** Exercise inputs follows **

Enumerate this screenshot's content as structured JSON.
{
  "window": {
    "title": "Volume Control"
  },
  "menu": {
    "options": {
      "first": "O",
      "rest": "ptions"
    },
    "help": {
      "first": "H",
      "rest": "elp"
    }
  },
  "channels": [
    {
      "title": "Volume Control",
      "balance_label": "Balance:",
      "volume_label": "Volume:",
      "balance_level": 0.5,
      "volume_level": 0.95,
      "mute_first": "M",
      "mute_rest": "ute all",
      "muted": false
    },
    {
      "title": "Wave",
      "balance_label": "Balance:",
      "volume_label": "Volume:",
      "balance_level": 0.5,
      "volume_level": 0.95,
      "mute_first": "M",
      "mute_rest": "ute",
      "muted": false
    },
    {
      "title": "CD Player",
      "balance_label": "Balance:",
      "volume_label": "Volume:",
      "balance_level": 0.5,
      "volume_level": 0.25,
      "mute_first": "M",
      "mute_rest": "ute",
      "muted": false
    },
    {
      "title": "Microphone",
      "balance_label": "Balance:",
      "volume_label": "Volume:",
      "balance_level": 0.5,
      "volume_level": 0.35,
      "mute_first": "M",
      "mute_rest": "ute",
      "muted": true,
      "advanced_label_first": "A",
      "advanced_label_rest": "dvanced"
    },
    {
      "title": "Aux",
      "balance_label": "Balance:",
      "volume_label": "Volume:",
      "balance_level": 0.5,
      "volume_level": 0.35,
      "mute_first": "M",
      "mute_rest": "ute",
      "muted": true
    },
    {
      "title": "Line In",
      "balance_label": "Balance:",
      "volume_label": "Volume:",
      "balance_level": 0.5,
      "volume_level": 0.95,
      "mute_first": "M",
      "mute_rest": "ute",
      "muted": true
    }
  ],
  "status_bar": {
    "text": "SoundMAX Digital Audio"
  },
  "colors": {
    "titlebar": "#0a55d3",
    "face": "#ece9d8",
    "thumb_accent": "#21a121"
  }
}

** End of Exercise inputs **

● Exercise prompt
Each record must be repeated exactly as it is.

● Problem solution
Enumerate this screenshot's content as structured JSON.
{
  "window": {
    "title": "Volume Control"
  },
  "menu": {
    "options": {
      "first": "O",
      "rest": "ptions"
    },
    "help": {
      "first": "H",
      "rest": "elp"
    }
  },
  "channels": [
    {
      "title": "Volume Control",
      "balance_label": "Balance:",
      "volume_label": "Volume:",
      "balance_level": 0.5,
      "volume_level": 0.95,
      "mute_first": "M",
      "mute_rest": "ute all",
      "muted": false
    },
    {
      "title": "Wave",
      "balance_label": "Balance:",
      "volume_label": "Volume:",
      "balance_level": 0.5,
      "volume_level": 0.95,
      "mute_first": "M",
      "mute_rest": "ute",
      "muted": false
    },
    {
      "title": "CD Player",
      "balance_label": "Balance:",
      "volume_label": "Volume:",
      "balance_level": 0.5,
      "volume_level": 0.25,
      "mute_first": "M",
      "mute_rest": "ute",
      "muted": false
    },
    {
      "title": "Microphone",
      "balance_label": "Balance:",
      "volume_label": "Volume:",
      "balance_level": 0.5,
      "volume_level": 0.35,
      "mute_first": "M",
      "mute_rest": "ute",
      "muted": true,
      "advanced_label_first": "A",
      "advanced_label_rest": "dvanced"
    },
    {
      "title": "Aux",
      "balance_label": "Balance:",
      "volume_label": "Volume:",
      "balance_level": 0.5,
      "volume_level": 0.35,
      "mute_first": "M",
      "mute_rest": "ute",
      "muted": true
    },
    {
      "title": "Line In",
      "balance_label": "Balance:",
      "volume_label": "Volume:",
      "balance_level": 0.5,
      "volume_level": 0.95,
      "mute_first": "M",
      "mute_rest": "ute",
      "muted": true
    }
  ],
  "status_bar": {
    "text": "SoundMAX Digital Audio"
  },
  "colors": {
    "titlebar": "#0a55d3",
    "face": "#ece9d8",
    "thumb_accent": "#21a121"
  }
}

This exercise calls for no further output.